#### Given records

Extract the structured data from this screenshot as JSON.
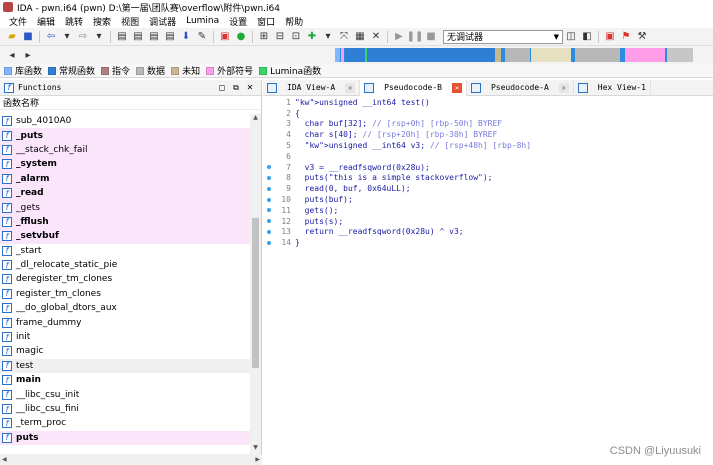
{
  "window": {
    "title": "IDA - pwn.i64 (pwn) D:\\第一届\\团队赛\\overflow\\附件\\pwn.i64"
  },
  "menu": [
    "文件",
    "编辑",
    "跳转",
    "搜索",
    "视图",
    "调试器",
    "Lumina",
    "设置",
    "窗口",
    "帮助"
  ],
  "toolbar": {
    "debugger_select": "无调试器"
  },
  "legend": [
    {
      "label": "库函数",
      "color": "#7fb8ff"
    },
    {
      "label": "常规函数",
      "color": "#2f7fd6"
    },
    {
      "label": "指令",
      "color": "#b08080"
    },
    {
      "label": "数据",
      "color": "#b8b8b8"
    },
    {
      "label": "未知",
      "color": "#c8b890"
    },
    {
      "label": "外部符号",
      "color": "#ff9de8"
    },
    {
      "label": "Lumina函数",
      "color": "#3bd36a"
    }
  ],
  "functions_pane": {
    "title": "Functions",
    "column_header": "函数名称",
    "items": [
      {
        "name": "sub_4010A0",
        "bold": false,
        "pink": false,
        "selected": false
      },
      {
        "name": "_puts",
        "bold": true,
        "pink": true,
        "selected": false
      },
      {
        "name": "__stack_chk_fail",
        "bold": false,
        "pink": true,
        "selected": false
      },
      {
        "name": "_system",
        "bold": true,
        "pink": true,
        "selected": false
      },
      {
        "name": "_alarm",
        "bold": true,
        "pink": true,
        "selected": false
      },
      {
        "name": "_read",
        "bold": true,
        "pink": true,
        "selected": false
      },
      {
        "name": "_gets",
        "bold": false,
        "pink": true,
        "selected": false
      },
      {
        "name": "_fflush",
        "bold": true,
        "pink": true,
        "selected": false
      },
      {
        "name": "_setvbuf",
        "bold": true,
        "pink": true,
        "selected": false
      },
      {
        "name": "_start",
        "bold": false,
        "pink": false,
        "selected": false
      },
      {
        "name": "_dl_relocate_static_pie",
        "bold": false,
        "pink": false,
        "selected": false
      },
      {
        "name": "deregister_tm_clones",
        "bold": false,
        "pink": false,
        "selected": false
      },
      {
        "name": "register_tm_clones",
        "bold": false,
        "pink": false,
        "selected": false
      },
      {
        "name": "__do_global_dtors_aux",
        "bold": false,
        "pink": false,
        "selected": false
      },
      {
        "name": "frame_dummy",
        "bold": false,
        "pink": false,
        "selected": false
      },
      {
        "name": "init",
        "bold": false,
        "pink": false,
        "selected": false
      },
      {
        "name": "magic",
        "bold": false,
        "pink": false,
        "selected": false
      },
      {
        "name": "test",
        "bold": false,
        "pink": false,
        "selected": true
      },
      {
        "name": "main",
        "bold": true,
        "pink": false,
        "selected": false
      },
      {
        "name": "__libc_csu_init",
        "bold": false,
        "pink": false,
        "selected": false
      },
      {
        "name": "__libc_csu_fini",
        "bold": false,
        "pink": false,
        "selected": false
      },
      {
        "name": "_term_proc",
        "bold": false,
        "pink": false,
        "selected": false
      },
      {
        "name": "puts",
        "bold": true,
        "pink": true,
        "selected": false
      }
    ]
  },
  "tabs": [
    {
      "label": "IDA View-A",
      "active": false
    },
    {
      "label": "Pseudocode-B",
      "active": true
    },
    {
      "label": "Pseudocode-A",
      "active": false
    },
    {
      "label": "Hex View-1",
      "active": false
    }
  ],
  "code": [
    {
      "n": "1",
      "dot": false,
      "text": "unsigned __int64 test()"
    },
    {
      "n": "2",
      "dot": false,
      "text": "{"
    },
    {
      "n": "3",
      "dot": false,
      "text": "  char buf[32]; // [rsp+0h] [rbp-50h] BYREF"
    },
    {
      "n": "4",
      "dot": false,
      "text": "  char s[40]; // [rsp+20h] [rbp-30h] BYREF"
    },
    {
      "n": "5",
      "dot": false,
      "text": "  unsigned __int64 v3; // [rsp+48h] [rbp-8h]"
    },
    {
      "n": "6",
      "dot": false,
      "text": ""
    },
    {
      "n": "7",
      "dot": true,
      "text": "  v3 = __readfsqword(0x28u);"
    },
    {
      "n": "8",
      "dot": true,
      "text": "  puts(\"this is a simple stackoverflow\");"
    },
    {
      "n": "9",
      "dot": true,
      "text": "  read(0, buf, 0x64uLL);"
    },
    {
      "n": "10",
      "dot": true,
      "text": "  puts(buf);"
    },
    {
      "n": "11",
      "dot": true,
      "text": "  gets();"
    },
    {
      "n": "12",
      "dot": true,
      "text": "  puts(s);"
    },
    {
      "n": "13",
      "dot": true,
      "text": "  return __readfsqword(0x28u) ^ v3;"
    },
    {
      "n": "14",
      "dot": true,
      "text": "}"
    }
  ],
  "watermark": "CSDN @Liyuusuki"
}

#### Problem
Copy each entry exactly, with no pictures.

#### Completed exercise
Extract the structured data from this screenshot as JSON.
{
  "window": {
    "title": "IDA - pwn.i64 (pwn) D:\\第一届\\团队赛\\overflow\\附件\\pwn.i64"
  },
  "menu": [
    "文件",
    "编辑",
    "跳转",
    "搜索",
    "视图",
    "调试器",
    "Lumina",
    "设置",
    "窗口",
    "帮助"
  ],
  "toolbar": {
    "debugger_select": "无调试器"
  },
  "legend": [
    {
      "label": "库函数",
      "color": "#7fb8ff"
    },
    {
      "label": "常规函数",
      "color": "#2f7fd6"
    },
    {
      "label": "指令",
      "color": "#b08080"
    },
    {
      "label": "数据",
      "color": "#b8b8b8"
    },
    {
      "label": "未知",
      "color": "#c8b890"
    },
    {
      "label": "外部符号",
      "color": "#ff9de8"
    },
    {
      "label": "Lumina函数",
      "color": "#3bd36a"
    }
  ],
  "functions_pane": {
    "title": "Functions",
    "column_header": "函数名称",
    "items": [
      {
        "name": "sub_4010A0",
        "bold": false,
        "pink": false,
        "selected": false
      },
      {
        "name": "_puts",
        "bold": true,
        "pink": true,
        "selected": false
      },
      {
        "name": "__stack_chk_fail",
        "bold": false,
        "pink": true,
        "selected": false
      },
      {
        "name": "_system",
        "bold": true,
        "pink": true,
        "selected": false
      },
      {
        "name": "_alarm",
        "bold": true,
        "pink": true,
        "selected": false
      },
      {
        "name": "_read",
        "bold": true,
        "pink": true,
        "selected": false
      },
      {
        "name": "_gets",
        "bold": false,
        "pink": true,
        "selected": false
      },
      {
        "name": "_fflush",
        "bold": true,
        "pink": true,
        "selected": false
      },
      {
        "name": "_setvbuf",
        "bold": true,
        "pink": true,
        "selected": false
      },
      {
        "name": "_start",
        "bold": false,
        "pink": false,
        "selected": false
      },
      {
        "name": "_dl_relocate_static_pie",
        "bold": false,
        "pink": false,
        "selected": false
      },
      {
        "name": "deregister_tm_clones",
        "bold": false,
        "pink": false,
        "selected": false
      },
      {
        "name": "register_tm_clones",
        "bold": false,
        "pink": false,
        "selected": false
      },
      {
        "name": "__do_global_dtors_aux",
        "bold": false,
        "pink": false,
        "selected": false
      },
      {
        "name": "frame_dummy",
        "bold": false,
        "pink": false,
        "selected": false
      },
      {
        "name": "init",
        "bold": false,
        "pink": false,
        "selected": false
      },
      {
        "name": "magic",
        "bold": false,
        "pink": false,
        "selected": false
      },
      {
        "name": "test",
        "bold": false,
        "pink": false,
        "selected": true
      },
      {
        "name": "main",
        "bold": true,
        "pink": false,
        "selected": false
      },
      {
        "name": "__libc_csu_init",
        "bold": false,
        "pink": false,
        "selected": false
      },
      {
        "name": "__libc_csu_fini",
        "bold": false,
        "pink": false,
        "selected": false
      },
      {
        "name": "_term_proc",
        "bold": false,
        "pink": false,
        "selected": false
      },
      {
        "name": "puts",
        "bold": true,
        "pink": true,
        "selected": false
      }
    ]
  },
  "tabs": [
    {
      "label": "IDA View-A",
      "active": false
    },
    {
      "label": "Pseudocode-B",
      "active": true
    },
    {
      "label": "Pseudocode-A",
      "active": false
    },
    {
      "label": "Hex View-1",
      "active": false
    }
  ],
  "code": [
    {
      "n": "1",
      "dot": false,
      "text": "unsigned __int64 test()"
    },
    {
      "n": "2",
      "dot": false,
      "text": "{"
    },
    {
      "n": "3",
      "dot": false,
      "text": "  char buf[32]; // [rsp+0h] [rbp-50h] BYREF"
    },
    {
      "n": "4",
      "dot": false,
      "text": "  char s[40]; // [rsp+20h] [rbp-30h] BYREF"
    },
    {
      "n": "5",
      "dot": false,
      "text": "  unsigned __int64 v3; // [rsp+48h] [rbp-8h]"
    },
    {
      "n": "6",
      "dot": false,
      "text": ""
    },
    {
      "n": "7",
      "dot": true,
      "text": "  v3 = __readfsqword(0x28u);"
    },
    {
      "n": "8",
      "dot": true,
      "text": "  puts(\"this is a simple stackoverflow\");"
    },
    {
      "n": "9",
      "dot": true,
      "text": "  read(0, buf, 0x64uLL);"
    },
    {
      "n": "10",
      "dot": true,
      "text": "  puts(buf);"
    },
    {
      "n": "11",
      "dot": true,
      "text": "  gets();"
    },
    {
      "n": "12",
      "dot": true,
      "text": "  puts(s);"
    },
    {
      "n": "13",
      "dot": true,
      "text": "  return __readfsqword(0x28u) ^ v3;"
    },
    {
      "n": "14",
      "dot": true,
      "text": "}"
    }
  ],
  "watermark": "CSDN @Liyuusuki"
}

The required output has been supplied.